If on the other hand you really want 44Magnum or higher power levels, I strongly recommend the Ruger SuperBlackhawk "Hunter" variant, esp. the Bisley Hunter. Ruger's "Bisley" grip frame isn't all that similar to the original Colt Bisley, rather it's based more on an old custom gun owned by Elmer Keith called the "#5", but lengthened. Ruger's Bisley grip is well regarded for soaking up big recoil and for some people, just fitting big hands. It's overkill for the NewVaq I think, unless you have big mitts, but it rocks for the 44Mag or higher horsepower levels.

WOW jim thanks for all the good info!!!

I know have my mind set on a .357/9MM or .44Mag in the Blackhawk/Super Blackhawk... Thanks for your help!

so what type of loads do you run through yours?

1JimMarch
05-27-2009, 10:51 AM
The strongest load I've shot in mine is the Doubletap 357 "full house" 125gr Gold Dot. It pulls almost 1,600fps. Only Buffalo Bore *might* be a tad stronger.

I used one of those Doubletap 125s on a bowling ball once :). Blew it the hell up - split it clean in half, sent pieces of the concrete core back past my feet (around a 20 yard shot, managed to hit it dead center the first time). Turns out a bowling ball is about an inch-thick plastic shell and then they pour concrete through the fingerholes.

The guy who had the old bowling ball targets told me he'd never seen anything like that kind of bowling ball fatality move out of a handgun.

Again: the mid-frames can cope with ANY factory 357 load. If that's all the horsepower you need, better to run a mid-frame than a large, as the quality is on average higher.

If you do need 44Mag horsepower, you ought to at least see how a Bisley grip fits in your hand.

coop44
05-27-2009, 11:00 AM
I don't know, I sure like being able to blast away in double action. I sure like being able to hit something in single action. Hmm, gonna hafta think about it ( smoke coming from ears, gears grinding ) Iam dun thunkin 'bout it, evy time I shoot my dubba action I cock it anyhoo

Seriously I converted a s+w mod 14 to single action a long time ago. I can still hit a pie tin at 50 yards ( gotta aim just over the top )almost every time.
all the plus of a double action with the sweet trgger of a single action

sure its a 38 but it all depends how you define firepower, being able to hit with one shot, or just shoot and holla sh*t

Jonathan Doe
05-27-2009, 3:56 PM
I ran a combat course with a single action revolver. The course was designed for semiauto pistols to shoot 18 rounds in 85 seconds in different stages. I ran the course in 87 seconds and hit all the targets. Of course it included reloadings. If you are getting better with the S/A, you can shoot accurately and fast.
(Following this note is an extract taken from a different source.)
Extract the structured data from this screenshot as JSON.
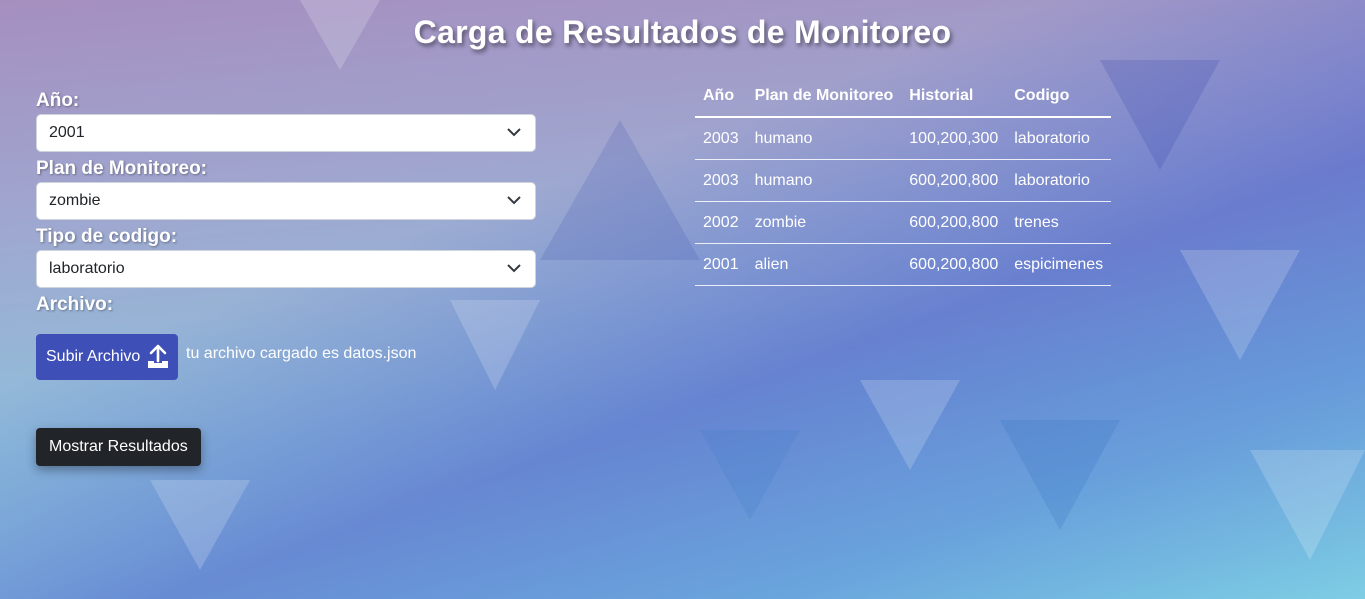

lizardking97251
05-27-2009, 4:10 PM
The only advantage I can think of for a single action for home defense is that you can sleep with it under your pillow without worrying about pulling the trigger in your sleep, but you'd have to be pretty paranoid to want to sleep with a gun under your pillow.

scr83jp
05-27-2009, 4:24 PM
Does anyone, have any links to a Brand new Black hawk, or the vaquero, I cant find anything for sale that is new? do a google search for lipseys then click on lipseys exclusives they have ruger specials, several years ago I purchased a lipseys exclusive ruger ss single six 4 5/8" barrel with 22lr & 22 mag cylinders

nick
05-27-2009, 11:00 PM
but you'd have to be pretty paranoid to want to sleep with a gun under your pillow.

Nah, it's just common sense :)

GoodEyeSniper
05-27-2009, 11:07 PM
Jim just made me want a single action revolver!

Also, I may have just missed it, but did you mention what model your revolver is, pictured earlier in the thread?